[Source records]

▽

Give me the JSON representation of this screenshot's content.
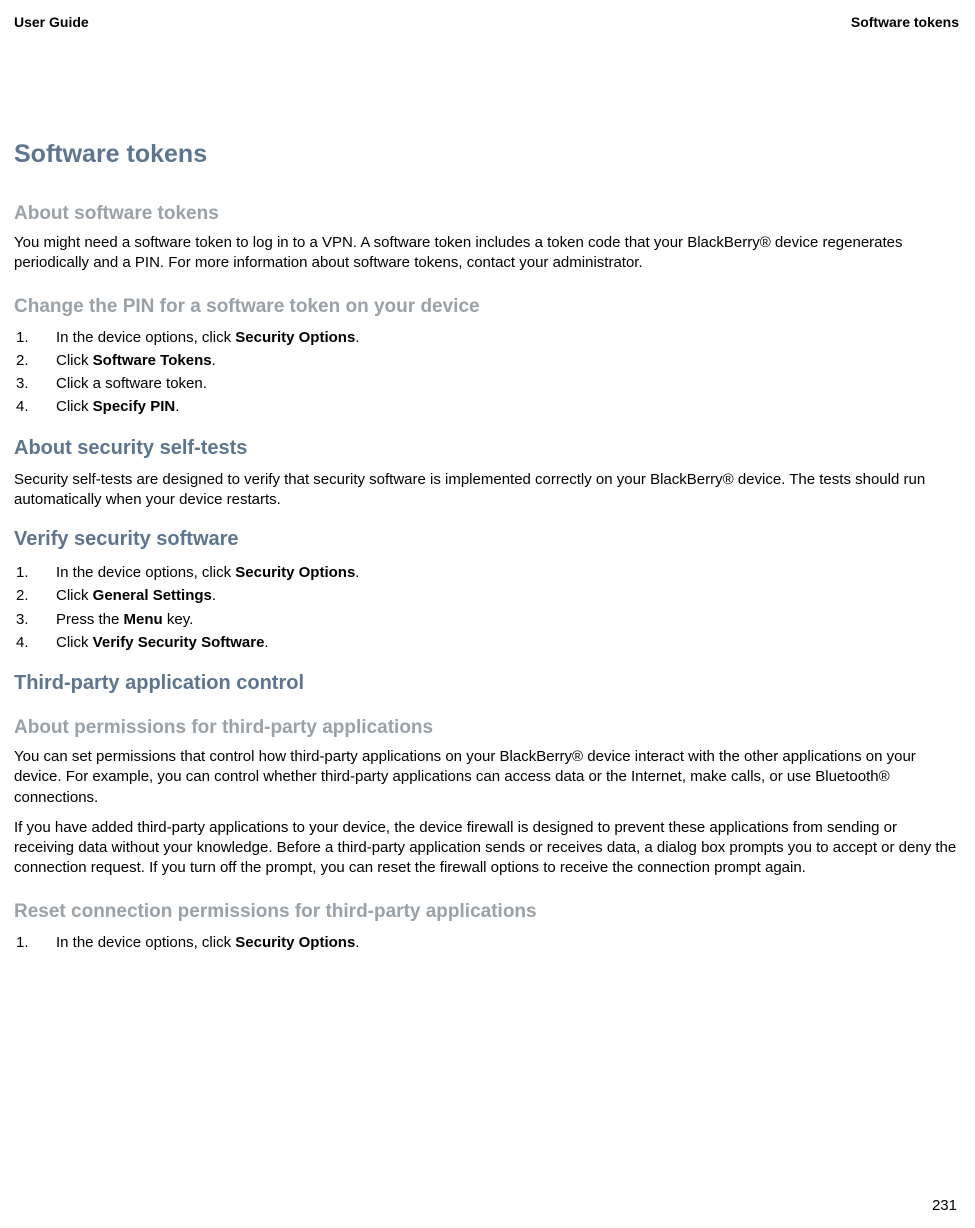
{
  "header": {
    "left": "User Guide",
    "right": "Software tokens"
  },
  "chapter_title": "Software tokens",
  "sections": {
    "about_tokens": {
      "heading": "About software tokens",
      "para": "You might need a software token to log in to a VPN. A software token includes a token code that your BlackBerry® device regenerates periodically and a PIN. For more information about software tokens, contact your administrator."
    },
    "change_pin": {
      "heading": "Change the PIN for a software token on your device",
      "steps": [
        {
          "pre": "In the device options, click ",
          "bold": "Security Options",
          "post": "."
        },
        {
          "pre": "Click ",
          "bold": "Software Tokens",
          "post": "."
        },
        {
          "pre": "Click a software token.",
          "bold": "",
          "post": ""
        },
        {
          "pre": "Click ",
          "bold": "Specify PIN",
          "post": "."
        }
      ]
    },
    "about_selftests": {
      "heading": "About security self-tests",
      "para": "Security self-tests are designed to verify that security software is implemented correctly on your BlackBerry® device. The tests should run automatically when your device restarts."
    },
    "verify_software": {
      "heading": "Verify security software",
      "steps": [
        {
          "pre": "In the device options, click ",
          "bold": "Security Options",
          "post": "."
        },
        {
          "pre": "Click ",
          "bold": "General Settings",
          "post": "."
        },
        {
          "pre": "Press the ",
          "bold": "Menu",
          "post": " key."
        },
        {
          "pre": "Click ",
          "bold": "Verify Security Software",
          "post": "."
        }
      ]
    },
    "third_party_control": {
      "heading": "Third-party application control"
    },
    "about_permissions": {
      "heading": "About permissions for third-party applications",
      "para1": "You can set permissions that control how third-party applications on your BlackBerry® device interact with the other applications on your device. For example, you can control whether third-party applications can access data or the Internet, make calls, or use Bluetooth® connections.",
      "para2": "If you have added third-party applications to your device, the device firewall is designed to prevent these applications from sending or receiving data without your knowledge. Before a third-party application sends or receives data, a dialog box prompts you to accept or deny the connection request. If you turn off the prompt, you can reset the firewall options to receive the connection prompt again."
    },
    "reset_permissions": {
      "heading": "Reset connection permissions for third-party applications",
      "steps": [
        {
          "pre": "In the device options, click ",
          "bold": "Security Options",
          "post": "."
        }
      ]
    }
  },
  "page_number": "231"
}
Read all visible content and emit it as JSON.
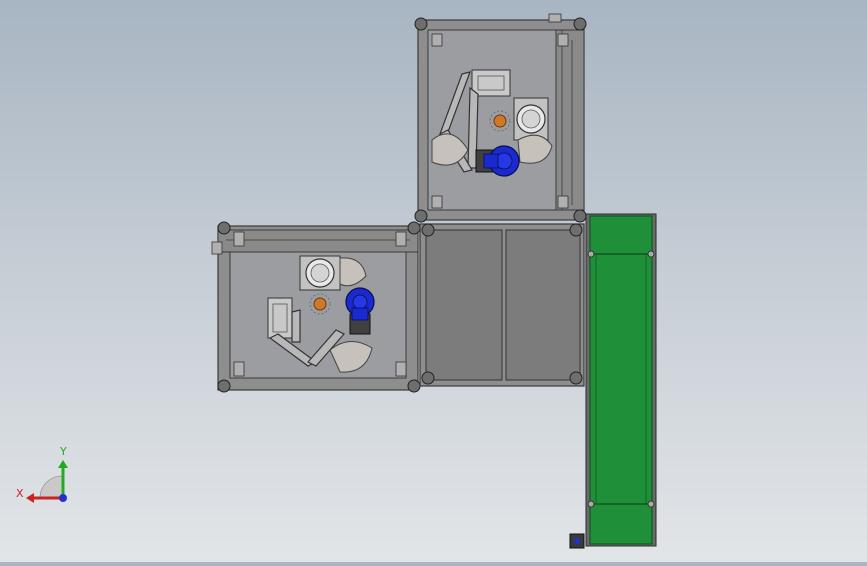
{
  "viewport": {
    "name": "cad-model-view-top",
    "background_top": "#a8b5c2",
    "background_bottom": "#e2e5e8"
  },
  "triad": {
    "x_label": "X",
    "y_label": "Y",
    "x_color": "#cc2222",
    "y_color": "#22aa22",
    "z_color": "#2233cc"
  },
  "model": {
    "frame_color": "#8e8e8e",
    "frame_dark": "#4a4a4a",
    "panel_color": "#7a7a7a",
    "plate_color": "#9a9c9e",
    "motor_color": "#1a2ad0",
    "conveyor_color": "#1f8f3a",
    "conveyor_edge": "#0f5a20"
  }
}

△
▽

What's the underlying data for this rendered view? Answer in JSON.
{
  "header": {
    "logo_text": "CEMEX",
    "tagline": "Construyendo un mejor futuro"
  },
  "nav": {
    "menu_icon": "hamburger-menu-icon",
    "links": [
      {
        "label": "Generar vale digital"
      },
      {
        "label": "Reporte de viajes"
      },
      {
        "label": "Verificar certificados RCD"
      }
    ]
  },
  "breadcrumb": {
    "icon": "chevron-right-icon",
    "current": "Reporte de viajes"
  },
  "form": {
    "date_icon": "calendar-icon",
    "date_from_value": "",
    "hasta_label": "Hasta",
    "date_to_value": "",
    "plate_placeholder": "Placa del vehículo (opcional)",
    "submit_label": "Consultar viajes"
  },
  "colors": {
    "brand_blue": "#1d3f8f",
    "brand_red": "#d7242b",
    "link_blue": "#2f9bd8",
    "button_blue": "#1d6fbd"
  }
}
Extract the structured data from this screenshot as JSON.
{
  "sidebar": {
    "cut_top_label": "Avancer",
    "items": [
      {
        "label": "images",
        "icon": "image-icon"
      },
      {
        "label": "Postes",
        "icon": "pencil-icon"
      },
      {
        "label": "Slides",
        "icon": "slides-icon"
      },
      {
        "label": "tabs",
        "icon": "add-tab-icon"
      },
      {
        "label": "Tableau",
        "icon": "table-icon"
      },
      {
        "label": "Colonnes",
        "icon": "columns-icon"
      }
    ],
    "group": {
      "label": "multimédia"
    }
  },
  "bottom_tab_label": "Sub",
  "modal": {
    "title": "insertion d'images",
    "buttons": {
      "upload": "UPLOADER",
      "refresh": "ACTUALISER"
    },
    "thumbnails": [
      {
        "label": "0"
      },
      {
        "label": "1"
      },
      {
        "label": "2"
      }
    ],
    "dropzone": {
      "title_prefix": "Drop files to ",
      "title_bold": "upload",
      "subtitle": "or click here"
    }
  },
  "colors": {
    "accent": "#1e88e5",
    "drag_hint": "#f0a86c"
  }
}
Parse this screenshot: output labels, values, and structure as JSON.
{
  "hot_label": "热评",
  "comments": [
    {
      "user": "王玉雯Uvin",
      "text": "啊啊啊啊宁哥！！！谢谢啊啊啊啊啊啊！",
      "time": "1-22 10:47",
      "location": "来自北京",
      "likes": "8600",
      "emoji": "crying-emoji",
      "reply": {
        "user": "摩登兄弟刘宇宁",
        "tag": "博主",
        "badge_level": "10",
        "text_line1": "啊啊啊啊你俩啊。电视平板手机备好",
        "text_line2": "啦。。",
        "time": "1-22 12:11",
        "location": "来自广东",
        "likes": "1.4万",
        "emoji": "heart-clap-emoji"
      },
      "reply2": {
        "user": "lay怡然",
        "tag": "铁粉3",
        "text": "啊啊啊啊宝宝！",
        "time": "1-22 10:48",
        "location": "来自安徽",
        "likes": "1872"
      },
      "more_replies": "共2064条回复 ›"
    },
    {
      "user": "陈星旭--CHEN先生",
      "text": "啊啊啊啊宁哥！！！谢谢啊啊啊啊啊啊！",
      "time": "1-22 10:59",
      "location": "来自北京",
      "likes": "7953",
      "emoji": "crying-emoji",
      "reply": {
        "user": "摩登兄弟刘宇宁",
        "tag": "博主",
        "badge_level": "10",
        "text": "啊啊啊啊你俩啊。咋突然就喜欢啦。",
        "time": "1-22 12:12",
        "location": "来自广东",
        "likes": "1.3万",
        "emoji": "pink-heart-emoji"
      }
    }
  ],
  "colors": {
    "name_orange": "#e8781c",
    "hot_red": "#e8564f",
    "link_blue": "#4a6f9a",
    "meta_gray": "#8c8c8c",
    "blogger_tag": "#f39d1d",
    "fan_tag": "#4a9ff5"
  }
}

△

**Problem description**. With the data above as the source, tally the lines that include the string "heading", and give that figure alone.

**Answer space**. 7